Cesar Nunes, a member of ProSocial Commons' Child Development and Education group, will be presenting on Beauty, Inequality, and Complexity in Education at our meeting on 6/14
Being embedded in an educational culture that embraces and values complexity allows educators and students to experience and make sense of collective productions, collective flow, complex behaviors, and creation of several kinds of synergy. In the seminar we present examples and some enabling constraints and scaffolds for the creation of such a culture: large scale designed as advantageous; networked communities of practice; developmental evaluation; use of narratives in digital collaborative environments; visible transformations; rhythm of advancement decided locally; spaces and incentives for coordination of perspectives, ethic discourse, and collective creation; a continuous dance between complex and complicated domains, between order/optimization and beauty/surprise/enchantment.

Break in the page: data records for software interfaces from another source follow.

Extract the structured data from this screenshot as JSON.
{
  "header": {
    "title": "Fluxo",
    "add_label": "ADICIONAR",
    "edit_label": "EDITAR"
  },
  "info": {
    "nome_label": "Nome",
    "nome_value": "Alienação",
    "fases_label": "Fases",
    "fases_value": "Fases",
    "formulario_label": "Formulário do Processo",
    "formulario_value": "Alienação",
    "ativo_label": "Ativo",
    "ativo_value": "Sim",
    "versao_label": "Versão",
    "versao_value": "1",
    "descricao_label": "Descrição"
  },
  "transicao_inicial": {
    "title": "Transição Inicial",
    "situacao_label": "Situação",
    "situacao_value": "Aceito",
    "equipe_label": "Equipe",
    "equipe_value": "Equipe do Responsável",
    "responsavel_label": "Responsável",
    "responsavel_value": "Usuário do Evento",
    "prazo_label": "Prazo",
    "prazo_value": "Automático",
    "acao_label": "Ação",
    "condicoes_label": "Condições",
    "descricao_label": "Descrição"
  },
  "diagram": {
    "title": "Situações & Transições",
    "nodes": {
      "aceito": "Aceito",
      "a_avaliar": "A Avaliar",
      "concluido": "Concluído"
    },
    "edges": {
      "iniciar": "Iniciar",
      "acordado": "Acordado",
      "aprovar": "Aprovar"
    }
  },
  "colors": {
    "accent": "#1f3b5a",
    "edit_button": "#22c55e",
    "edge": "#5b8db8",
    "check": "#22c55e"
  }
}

We position such educational culture in the realm of integral education and existing public policies.
Cesar Amaral Nunes is an associated researcher at the Institute of Advanced Studies of the University of Campinas and at the multi-university Group of Studies and Research on Moral Education. He is a member of the Research and Innovation Group of PISA/OECD. He obtained a Ph.D. in theoretical physics from the Technical University of Munich, a bachelor’s degree in classical guitar in Brazil, specializations on Teaching for Understanding and Evaluation for Understanding from the Harvard Graduate School of Education, and specialization on the Implementation of Public Policies from the Harvard Kennedy School.

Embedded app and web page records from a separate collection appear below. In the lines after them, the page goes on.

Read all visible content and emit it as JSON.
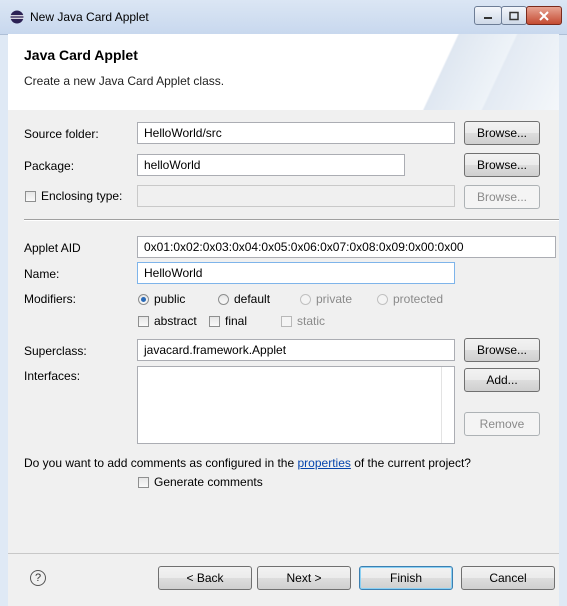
{
  "window": {
    "title": "New Java Card Applet"
  },
  "banner": {
    "title": "Java Card Applet",
    "description": "Create a new Java Card Applet class."
  },
  "form": {
    "source_folder": {
      "label": "Source folder:",
      "value": "HelloWorld/src",
      "browse": "Browse..."
    },
    "package": {
      "label": "Package:",
      "value": "helloWorld",
      "browse": "Browse..."
    },
    "enclosing_type": {
      "label": "Enclosing type:",
      "value": "",
      "browse": "Browse..."
    },
    "applet_aid": {
      "label": "Applet AID",
      "value": "0x01:0x02:0x03:0x04:0x05:0x06:0x07:0x08:0x09:0x00:0x00"
    },
    "name": {
      "label": "Name:",
      "value": "HelloWorld"
    },
    "modifiers": {
      "label": "Modifiers:",
      "access": [
        {
          "label": "public",
          "checked": true,
          "enabled": true
        },
        {
          "label": "default",
          "checked": false,
          "enabled": true
        },
        {
          "label": "private",
          "checked": false,
          "enabled": false
        },
        {
          "label": "protected",
          "checked": false,
          "enabled": false
        }
      ],
      "flags": [
        {
          "label": "abstract",
          "checked": false,
          "enabled": true
        },
        {
          "label": "final",
          "checked": false,
          "enabled": true
        },
        {
          "label": "static",
          "checked": false,
          "enabled": false
        }
      ]
    },
    "superclass": {
      "label": "Superclass:",
      "value": "javacard.framework.Applet",
      "browse": "Browse..."
    },
    "interfaces": {
      "label": "Interfaces:",
      "add": "Add...",
      "remove": "Remove"
    },
    "comments": {
      "prefix": "Do you want to add comments as configured in the",
      "link": "properties",
      "suffix": "of the current project?",
      "generate_label": "Generate comments"
    }
  },
  "footer": {
    "help_icon": "help-icon",
    "back": "< Back",
    "next": "Next >",
    "finish": "Finish",
    "cancel": "Cancel"
  },
  "colors": {
    "link": "#0645ad",
    "focus_border": "#7eb4ea",
    "default_button_border": "#3c7fb1"
  }
}
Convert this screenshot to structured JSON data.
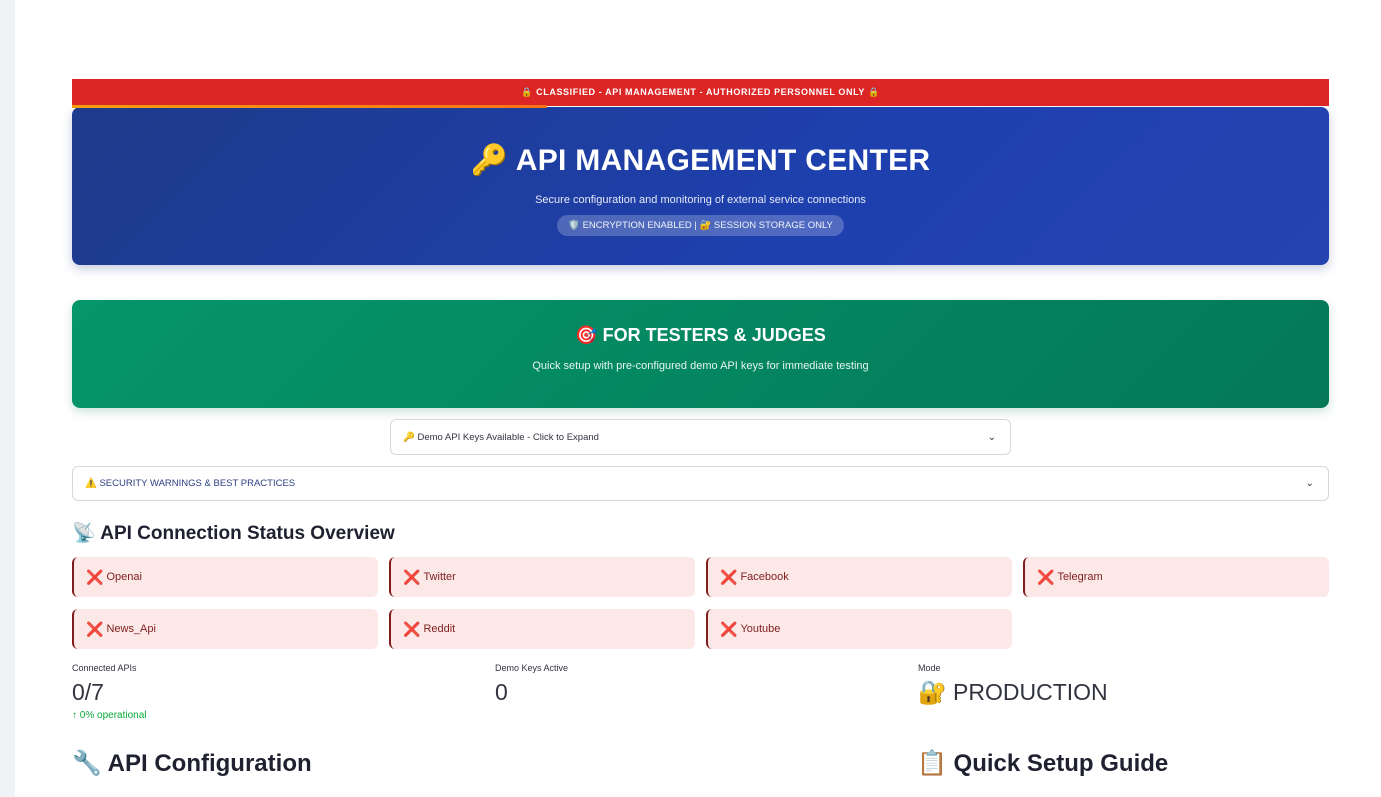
{
  "banner": {
    "classified_text": "🔒 CLASSIFIED - API MANAGEMENT - AUTHORIZED PERSONNEL ONLY 🔒"
  },
  "hero": {
    "title": "🔑 API MANAGEMENT CENTER",
    "subtitle": "Secure configuration and monitoring of external service connections",
    "badge": "🛡️ ENCRYPTION ENABLED | 🔐 SESSION STORAGE ONLY"
  },
  "testers": {
    "title": "🎯 FOR TESTERS & JUDGES",
    "subtitle": "Quick setup with pre-configured demo API keys for immediate testing"
  },
  "demo_expander": {
    "label": "🔑 Demo API Keys Available - Click to Expand"
  },
  "security_expander": {
    "label": "⚠️ SECURITY WARNINGS & BEST PRACTICES"
  },
  "status": {
    "heading": "📡 API Connection Status Overview",
    "icon_name": "x-icon",
    "icon_glyph": "❌",
    "status_color": "#dc2626",
    "items": [
      {
        "label": "Openai"
      },
      {
        "label": "Twitter"
      },
      {
        "label": "Facebook"
      },
      {
        "label": "Telegram"
      },
      {
        "label": "News_Api"
      },
      {
        "label": "Reddit"
      },
      {
        "label": "Youtube"
      }
    ]
  },
  "metrics": {
    "connected": {
      "label": "Connected APIs",
      "value": "0/7",
      "delta": "0% operational"
    },
    "demo": {
      "label": "Demo Keys Active",
      "value": "0"
    },
    "mode": {
      "label": "Mode",
      "value": "🔐 PRODUCTION"
    }
  },
  "sections": {
    "config_heading": "🔧 API Configuration",
    "guide_heading": "📋 Quick Setup Guide"
  },
  "colors": {
    "danger": "#dc2626",
    "hero": "#1e40af",
    "success_panel": "#059669",
    "delta_green": "#09ab3b"
  }
}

Despite the best intentions of parents on behalf of their children and nations on behalf of their next generation, child development and education often go terribly, terribly wrong. Even the most affluent families and nations are affected, signifying that the root of the problem is how we are thinking about it. Evolutionary science can help us rethink child development and education, along with so many other topic areas. The Prosocial Commons is pleased to announce a new “Learning-to-Action” group, which is designed for anyone to first learn about child development and education from an evolutionary perspective and then to apply their newfound knowledge to their own families, neighborhoods, and schools.No prior knowledge of evolution is required to join the group—only an interest in the topic of child development and education and the desire to put new ideas into practice. The first meetings will allow us to assess who has come together and what activities are best suited to help us climb our respective learning curves. Interactions will take place via zoom meetings and on a digital platform called Hylo. A wonderful outcome will be for local community groups to form where interactions can take place offline. For a taste of “what evolution has to do with it”, please view this seminar and online material by Peter Gray. Peter is one of a growing community of experts who are rethinking child development and education from an evolutionary perspective, who will be happy to interact with us.
Join our Hylo community by signing up for the ProSocial Commons.